*** Opening of Entries supplied ***
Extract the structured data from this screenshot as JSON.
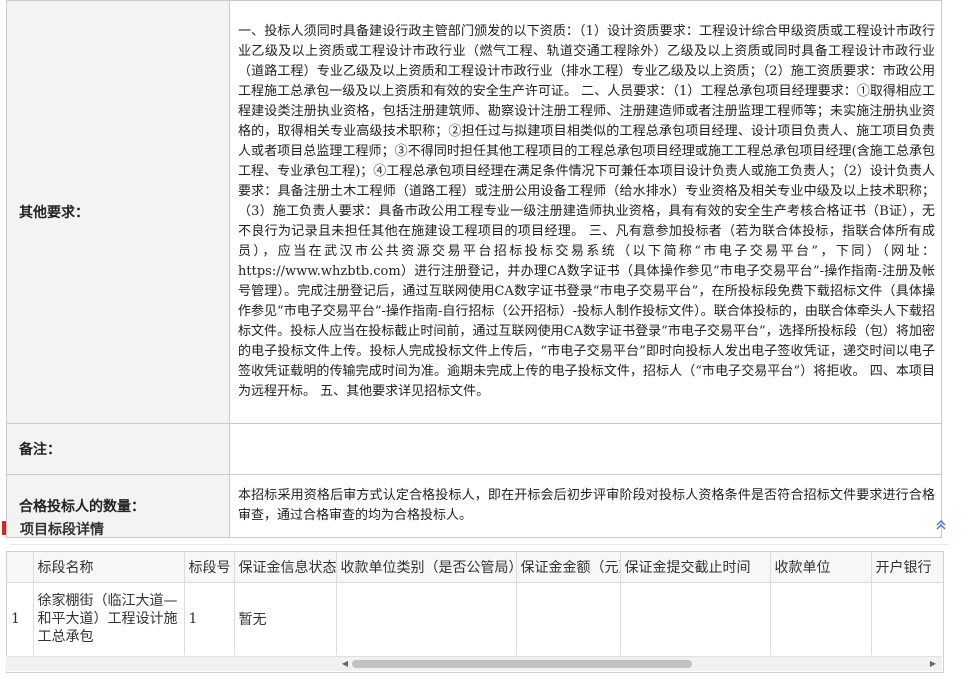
{
  "info": {
    "other_label": "其他要求：",
    "other_text": " 一、投标人须同时具备建设行政主管部门颁发的以下资质：（1）设计资质要求：工程设计综合甲级资质或工程设计市政行业乙级及以上资质或工程设计市政行业（燃气工程、轨道交通工程除外）乙级及以上资质或同时具备工程设计市政行业（道路工程）专业乙级及以上资质和工程设计市政行业（排水工程）专业乙级及以上资质；（2）施工资质要求：市政公用工程施工总承包一级及以上资质和有效的安全生产许可证。 二、人员要求：（1）工程总承包项目经理要求：①取得相应工程建设类注册执业资格，包括注册建筑师、勘察设计注册工程师、注册建造师或者注册监理工程师等；未实施注册执业资格的，取得相关专业高级技术职称；②担任过与拟建项目相类似的工程总承包项目经理、设计项目负责人、施工项目负责人或者项目总监理工程师；③不得同时担任其他工程项目的工程总承包项目经理或施工工程总承包项目经理(含施工总承包工程、专业承包工程)；④工程总承包项目经理在满足条件情况下可兼任本项目设计负责人或施工负责人；（2）设计负责人要求：具备注册土木工程师（道路工程）或注册公用设备工程师（给水排水）专业资格及相关专业中级及以上技术职称；（3）施工负责人要求：具备市政公用工程专业一级注册建造师执业资格，具有有效的安全生产考核合格证书（B证），无不良行为记录且未担任其他在施建设工程项目的项目经理。 三、凡有意参加投标者（若为联合体投标，指联合体所有成员），应当在武汉市公共资源交易平台招标投标交易系统（以下简称“市电子交易平台”，下同）（网址：https://www.whzbtb.com）进行注册登记，并办理CA数字证书（具体操作参见“市电子交易平台”-操作指南-注册及帐号管理）。完成注册登记后，通过互联网使用CA数字证书登录“市电子交易平台”，在所投标段免费下载招标文件（具体操作参见“市电子交易平台”-操作指南-自行招标（公开招标）-投标人制作投标文件）。联合体投标的，由联合体牵头人下载招标文件。投标人应当在投标截止时间前，通过互联网使用CA数字证书登录“市电子交易平台”，选择所投标段（包）将加密的电子投标文件上传。投标人完成投标文件上传后，“市电子交易平台”即时向投标人发出电子签收凭证，递交时间以电子签收凭证载明的传输完成时间为准。逾期未完成上传的电子投标文件，招标人（“市电子交易平台”）将拒收。 四、本项目为远程开标。 五、其他要求详见招标文件。",
    "note_label": "备注：",
    "note_text": "",
    "qual_label": "合格投标人的数量：",
    "qual_text": " 本招标采用资格后审方式认定合格投标人，即在开标会后初步评审阶段对投标人资格条件是否符合招标文件要求进行合格审查，通过合格审查的均为合格投标人。"
  },
  "section": {
    "title": "项目标段详情",
    "collapse_icon": "chevron-up-icon"
  },
  "grid": {
    "headers": [
      "",
      "标段名称",
      "标段号",
      "保证金信息状态",
      "收款单位类别（是否公管局）",
      "保证金金额（元）",
      "保证金提交截止时间",
      "收款单位",
      "开户银行"
    ],
    "rows": [
      [
        "1",
        "徐家棚街（临江大道—和平大道）工程设计施工总承包",
        "1",
        "暂无",
        "",
        "",
        "",
        "",
        ""
      ]
    ]
  }
}
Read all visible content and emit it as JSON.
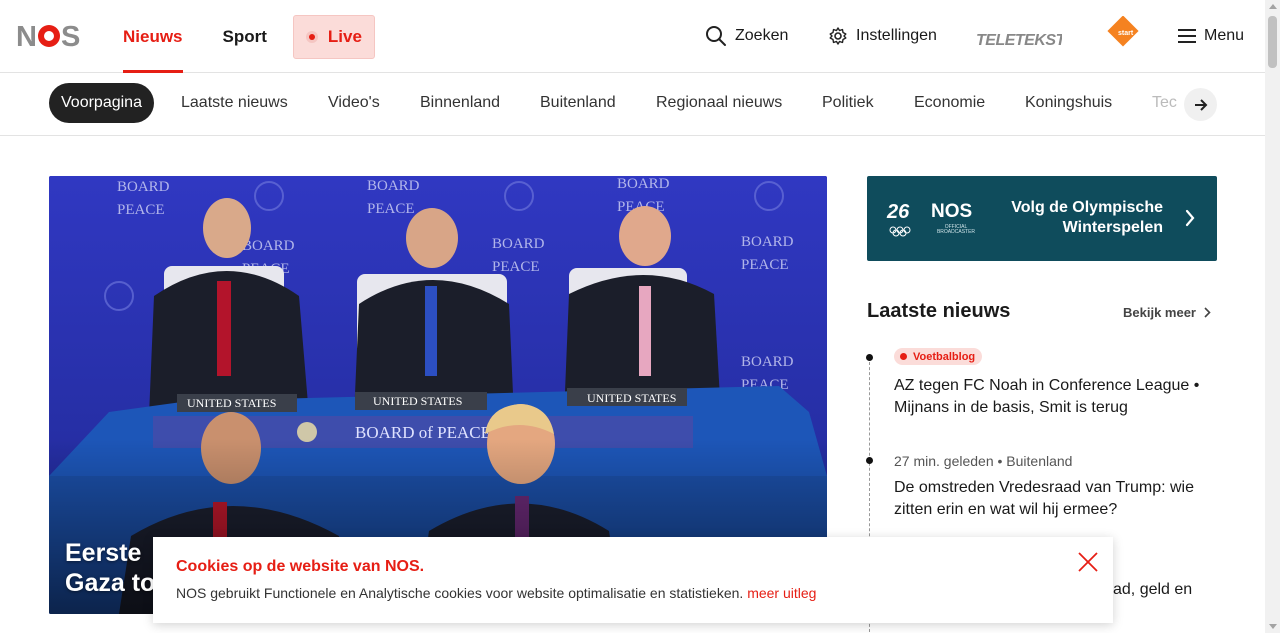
{
  "header": {
    "logo_text": "NOS",
    "nav": [
      {
        "label": "Nieuws",
        "active": true
      },
      {
        "label": "Sport",
        "active": false
      }
    ],
    "live_label": "Live",
    "search_label": "Zoeken",
    "settings_label": "Instellingen",
    "teletekst_label": "TELETEKST",
    "npo_start_label": "start",
    "menu_label": "Menu"
  },
  "categories": [
    {
      "label": "Voorpagina",
      "active": true
    },
    {
      "label": "Laatste nieuws"
    },
    {
      "label": "Video's"
    },
    {
      "label": "Binnenland"
    },
    {
      "label": "Buitenland"
    },
    {
      "label": "Regionaal nieuws"
    },
    {
      "label": "Politiek"
    },
    {
      "label": "Economie"
    },
    {
      "label": "Koningshuis"
    },
    {
      "label": "Tec"
    }
  ],
  "hero": {
    "title_line1": "Eerste",
    "title_line2": "Gaza to"
  },
  "olympic": {
    "line1": "Volg de Olympische",
    "line2": "Winterspelen",
    "nos_text": "NOS",
    "sub_text": "OFFICIAL BROADCASTER"
  },
  "latest": {
    "title": "Laatste nieuws",
    "more_label": "Bekijk meer",
    "items": [
      {
        "tag": "Voetbalblog",
        "headline_1": "AZ tegen FC Noah in Conference League •",
        "headline_2": "Mijnans in de basis, Smit is terug"
      },
      {
        "meta": "27 min. geleden • Buitenland",
        "headline_1": "De omstreden Vredesraad van Trump: wie",
        "headline_2": "zitten erin en wat wil hij ermee?"
      },
      {
        "headline_partial": "ad, geld en"
      }
    ]
  },
  "cookie": {
    "title": "Cookies op de website van NOS.",
    "text": "NOS gebruikt Functionele en Analytische cookies voor website optimalisatie en statistieken.",
    "link": "meer uitleg"
  },
  "colors": {
    "brand_red": "#e61e14",
    "olympic_teal": "#0f4c5c",
    "hero_blue": "#2b35b8"
  }
}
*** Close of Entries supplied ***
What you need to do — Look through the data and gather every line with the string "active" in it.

Output of the exercise —
        "active": true
        "active": false
      "active": true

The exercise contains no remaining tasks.